The main purpose is to “increase access to justice for a large portion of unrepresented non-citizens,” Muir says.
“The Ninth Circuit is a daunting venue. The guide aims to demystify these proceedings and give people the tools they need to litigate their case, even without an attorney,” he says. “Secondarily, it’s also likely to be a helpful primer for attorneys who are looking to learn more about these proceedings and offer an approachable intro to this forum.”
The guide is comprehensive, covering everything from the structure of the court itself to nitty-gritty details about filing fees and the variety of motions that are commonly used in these cases. While other pro se handouts tend to be surface level, this 65-page document is a step-by-step manual to help immigrants preserve their appellate rights.
“We hope that it gets shared as much as possible and that it empowers non-citizens to access the Ninth Circuit,” says Myka Yamasaki ’23, a recent BIG leader and student coordinator for the guide along with classmate Renée Coe. “Our immigration system has been intentionally designed to be inaccessible and hostile to non-citizens and the guide is one way to combat that.”
Yamasaki and Coe worked on the project for more than a year, handling logistics and helping Muir push the final version over the finish line.
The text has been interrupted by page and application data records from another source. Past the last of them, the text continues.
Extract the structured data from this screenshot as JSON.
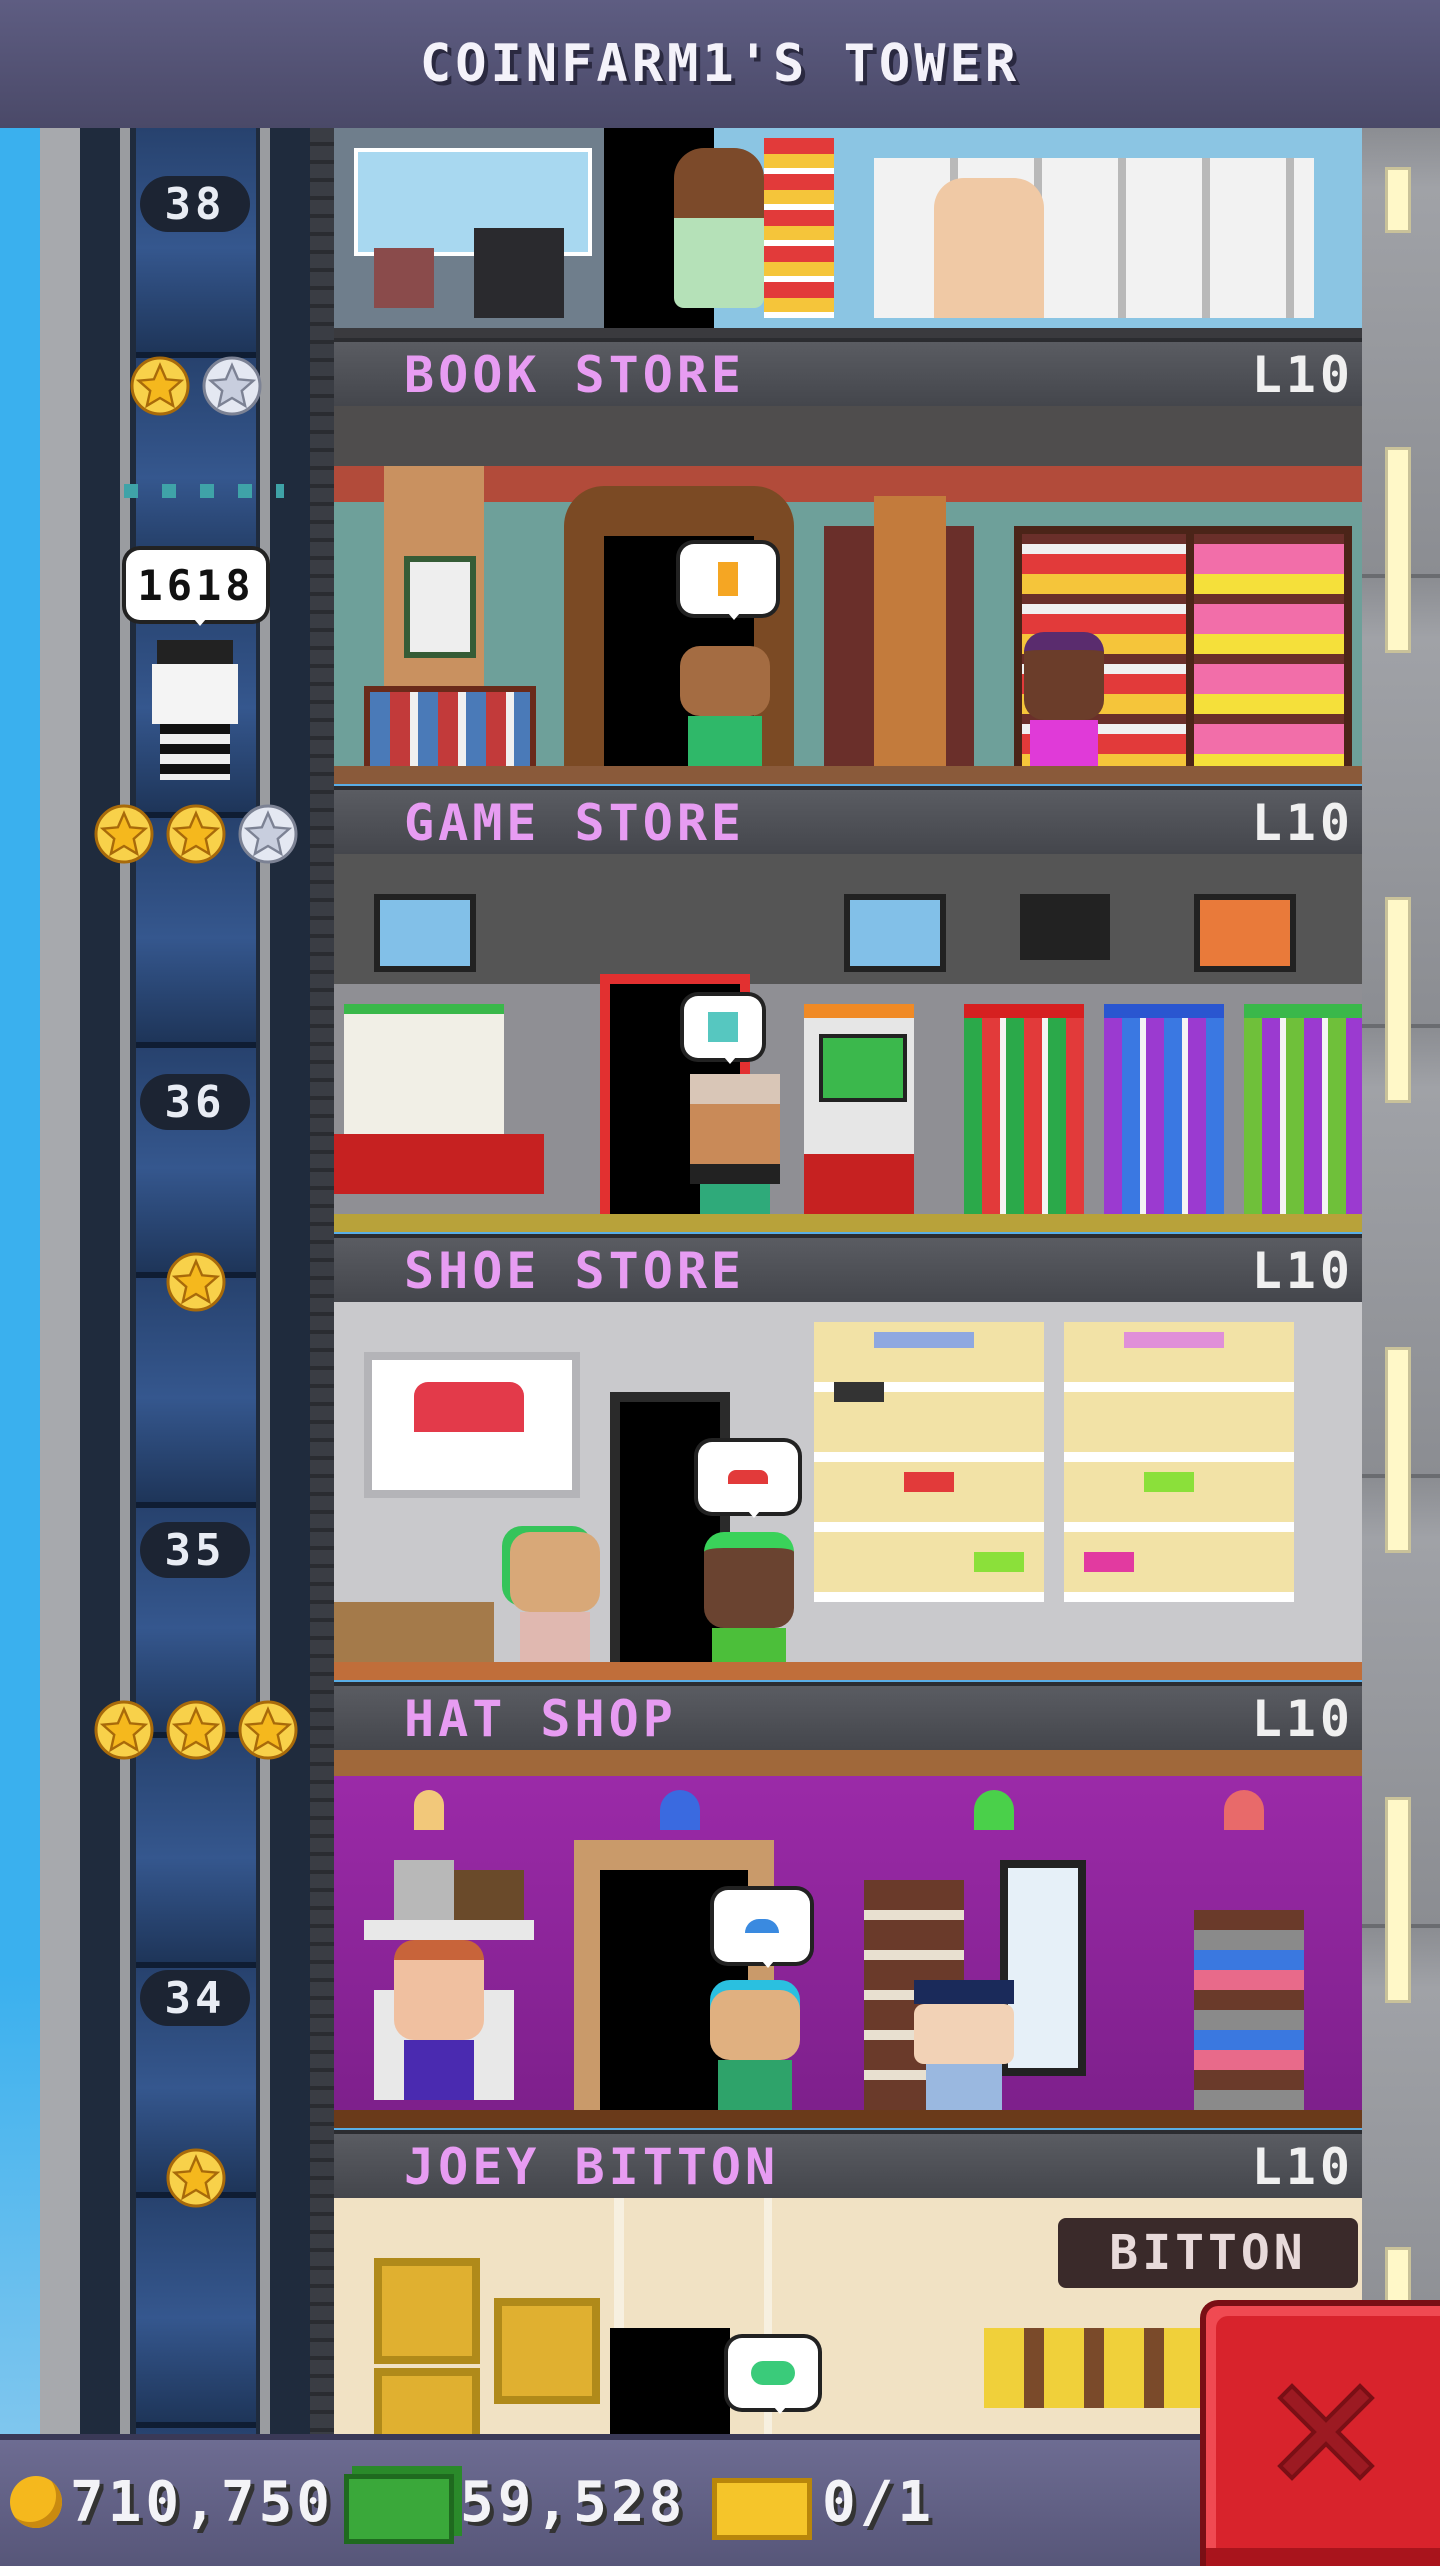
{
  "header": {
    "title": "COINFARM1'S TOWER"
  },
  "elevator": {
    "floor_numbers": [
      "38",
      "36",
      "35",
      "34"
    ],
    "passenger_count": "1618"
  },
  "floors": [
    {
      "name": "BOOK STORE",
      "level": "L10",
      "stars_filled": 1,
      "stars_total": 2
    },
    {
      "name": "GAME STORE",
      "level": "L10",
      "stars_filled": 2,
      "stars_total": 3
    },
    {
      "name": "SHOE STORE",
      "level": "L10",
      "stars_filled": 1,
      "stars_total": 1
    },
    {
      "name": "HAT SHOP",
      "level": "L10",
      "stars_filled": 3,
      "stars_total": 3
    },
    {
      "name": "JOEY BITTON",
      "level": "L10",
      "stars_filled": 1,
      "stars_total": 1
    }
  ],
  "signage": {
    "bitton": "BITTON"
  },
  "status_bar": {
    "coins": "710,750",
    "tower_bux": "59,528",
    "tickets": "0/1"
  },
  "colors": {
    "header": "#5e5d82",
    "store_title": "#e79cf2",
    "close_button": "#d8232c",
    "star_gold": "#f5b81d",
    "star_silver": "#c8cede"
  },
  "icons": {
    "coin": "coin-icon",
    "bux": "tower-bux-icon",
    "ticket": "vip-ticket-icon",
    "close": "close-icon"
  }
}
The report was written by Harriet Steele J.D. ’22, Xingyi Li J.D. ’23, and now-3Ls Sinead Foley and Emma Liberman, as well as members of the LL.M. class of 2022: Yangmingyue Li, Glenda Ozaeta, Sumedh Rishi, and Chaohui Ying. Chen-Yuan Cheng LL.M. ’22, who died during the spring of 2022, also worked on the project.
It was challenging to manage multiple changes to the student team while also coordinating other BIG projects, Yamasaki says, but the hope that the guide will make a significant impact is a huge reward.
Coe shares that aspiration, calling the guide a fitting end to her work with BIG.
“I knew coming into Berkeley Law that I wanted to do pro bono work related to immigration law, and I appreciated that BIG approached immigration law and anti-detention work from an abolitionist perspective,” Coe says.
When she first got involved with the group, in the fall of 2020, COVID was spreading through immigration detention centers and BIG students were filing emergency parole requests to get people with underlying medical conditions released.
“Even though school and pro bono work were all on Zoom that semester, I felt like through BIG I was able to do something tangible and meaningful,” Coe says. “I hope that this guide can be a helpful resource for people who are forced to navigate the appeal process on their own.”
The guide is a lasting legacy for the whole team, including Muir, who kept working on the project even after moving to Burke, Williams & Sorensen in 2022.
“I knew that Berkeley Law students would be ideal to assist,” Muir says. “And they have been incredible.”
It’s a further testament, he adds, to the depth and excellence of the law school’s pro bono culture: the Class of 2023 completed about 30,000 hours of pro bono work, according to Schlosberg.
“The Pro Bono Program at Berkeley Law is a way that our students can begin to create more access to justice before they even graduate,” she says. “BIG’s effort here, under Fraser’s supervision, is an example of how that is possible.”